Just last night I burnt my hand on the hob whilst making my dinner. Instinctively I turned on the cold water tap and put my hand under the running water for 10 minutes. It wasn’t a serious burn and I got to enjoy my pasta-carbonara. Though it did make me wonder whether my instinct to run the burn under cold water was born of first aid training or if everyone would know to do the same?
Our research shows that only 5% of people in Ireland are trained in first aid. Coupled with statistics that shows accidental burns, falls and poisoning are among the leading causes of deaths and injuries in Ireland for children aged 0-14 years old and that 55% of deaths of young children and adolescents resulting from injuries could have been prevented, this is a worryingly low number of first aiders.
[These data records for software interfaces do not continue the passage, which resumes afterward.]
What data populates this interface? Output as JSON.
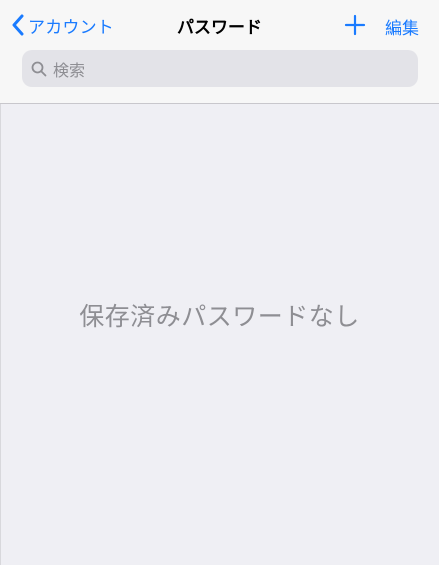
{
  "nav": {
    "back_label": "アカウント",
    "title": "パスワード",
    "edit_label": "編集"
  },
  "search": {
    "placeholder": "検索"
  },
  "main": {
    "empty_message": "保存済みパスワードなし"
  },
  "icons": {
    "back": "chevron-left-icon",
    "add": "plus-icon",
    "search": "magnifier-icon"
  },
  "colors": {
    "accent": "#1a7bff",
    "background": "#efeff4",
    "navbar": "#f7f7f7",
    "secondary_text": "#8e8e93"
  }
}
If only 5% of our population know first aid then that’s 1 person in every 20. To put that into perspective; the average class room in Ireland has up to 30 pupils and 1 teacher, the average double-decker bus holds up to 70 passengers and has 1 driver, and 1 residential cul-de-sac of 20 homes can boast up to 100 residents…but how many first aiders?
Though the teacher or bus driver might be responsible for the overall safety and wellbeing of the pupils and passengers, that’s no guarantee that they would know what to do if an injury or illness should present itself.
With 95% of its population trained in first aid, Norway is the leading country in Europe for first aiders, followed by Germany and Austria (80%). The difference between Ireland and Norway and other countries with a high percentage score is that they have laws that make it compulsory either at school, at the workplace or even when applying for a driving licence.
Compulsory training helps build communities that are less vulnerable and more resilient to the various risks to which they are exposed. Having to do first aid training to get a driving licence has been compulsory in Austria since 1973, while in Norway, children learn basic first aid techniques at school. The Hungarian Red Cross has been authorized by the government to train future drivers first aid skills otherwise the drivers do not get their driving license. The fact that about 55% of European countries have decided to make first aid training compulsory for a driving licence and that 70% – including Ireland – have already done so at the workplace is encouraging.
But is it enough?
Research figures are from First Aid for a Safer Future and the 2009 Child Safety Alliance report.
First aid figures for countries are based on the countries that took part in the Red Cross Red Crescent survey